Quill Corp. v. North Dakota was the last time the Supreme Court took a state sales tax case. It reaffirmed previous rulings stating that a business only needed to collect sales tax in states where it had a physical presence. Some of the text from the landmark decision is inscribed on a wall at Avalara’s Seattle HQ. (GeekWire Photo / Nat Levy)
The U.S. Supreme Court is set to hear its first state sales tax case in more than 25 years this week and the verdict could have sweeping implications for e-commerce companies, like Amazon, and customers across the country.
The case, South Dakota v. Wayfair could finally clarify how online retailers are expected to collect sales tax in states where they have customers but may or may not have a “physical presence.”
In the past, the Supreme Court limited states’ power to collect sales tax to companies with a “physical presence” in that state but those decisions were issued before the online retail revolution. Limiting state taxing authority in that way made sense when the majority of sales were done by brick-and-mortar retailers.
Today, a company can make thousands of sales across the country while maintaining a physical presence in just one city. Local governments could have collected up to $13 billion in additional sales tax in 2017 if they had the authority to tax remote retailers, according to Bloomberg.
On April 17, the Supreme Court will review these standards given our new retail reality. The court’s decision is expected this summer.
What is this case about?
South Dakota passed a law in 2016 requiring online retailers to collect sales tax when they sell goods to the state’s residents.
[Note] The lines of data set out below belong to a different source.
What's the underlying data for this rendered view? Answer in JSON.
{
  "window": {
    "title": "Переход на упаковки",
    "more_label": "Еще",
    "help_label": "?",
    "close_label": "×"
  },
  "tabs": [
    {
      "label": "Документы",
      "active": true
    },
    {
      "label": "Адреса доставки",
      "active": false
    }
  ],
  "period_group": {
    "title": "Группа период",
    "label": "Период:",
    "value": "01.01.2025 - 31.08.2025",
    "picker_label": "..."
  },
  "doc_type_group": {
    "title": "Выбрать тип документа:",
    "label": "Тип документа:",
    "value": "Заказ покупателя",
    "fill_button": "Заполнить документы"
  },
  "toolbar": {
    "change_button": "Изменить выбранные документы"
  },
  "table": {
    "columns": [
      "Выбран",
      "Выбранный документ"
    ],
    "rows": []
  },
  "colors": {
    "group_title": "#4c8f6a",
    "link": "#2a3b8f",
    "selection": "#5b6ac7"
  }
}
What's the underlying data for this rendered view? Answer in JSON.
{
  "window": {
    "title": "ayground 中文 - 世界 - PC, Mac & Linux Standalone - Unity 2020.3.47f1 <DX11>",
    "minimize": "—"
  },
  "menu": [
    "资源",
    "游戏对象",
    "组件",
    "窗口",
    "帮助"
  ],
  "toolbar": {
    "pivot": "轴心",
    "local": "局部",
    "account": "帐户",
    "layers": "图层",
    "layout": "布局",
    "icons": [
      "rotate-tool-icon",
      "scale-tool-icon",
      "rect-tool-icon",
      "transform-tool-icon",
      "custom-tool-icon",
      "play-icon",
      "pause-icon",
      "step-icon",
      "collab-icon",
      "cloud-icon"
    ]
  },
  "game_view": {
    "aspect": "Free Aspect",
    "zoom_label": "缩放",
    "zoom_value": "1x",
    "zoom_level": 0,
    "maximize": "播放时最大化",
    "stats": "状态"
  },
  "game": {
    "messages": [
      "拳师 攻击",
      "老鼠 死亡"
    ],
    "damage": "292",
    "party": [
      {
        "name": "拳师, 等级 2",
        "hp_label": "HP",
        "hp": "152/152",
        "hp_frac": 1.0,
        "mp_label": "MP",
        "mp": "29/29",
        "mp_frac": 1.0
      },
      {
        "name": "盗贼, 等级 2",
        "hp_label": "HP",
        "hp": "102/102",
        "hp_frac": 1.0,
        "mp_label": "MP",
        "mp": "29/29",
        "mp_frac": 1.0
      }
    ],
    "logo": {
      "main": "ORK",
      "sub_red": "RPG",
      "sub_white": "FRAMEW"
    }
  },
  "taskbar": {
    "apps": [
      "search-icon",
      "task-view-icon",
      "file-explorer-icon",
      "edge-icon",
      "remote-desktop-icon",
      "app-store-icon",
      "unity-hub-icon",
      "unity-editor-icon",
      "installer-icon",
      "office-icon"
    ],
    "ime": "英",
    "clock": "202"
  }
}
The state’s lawsuit under the legislation targets three online retailers: Wayfair, Overstock.com, and Newegg. Amazon hasn’t joined the lawsuit or filed a friend of …read more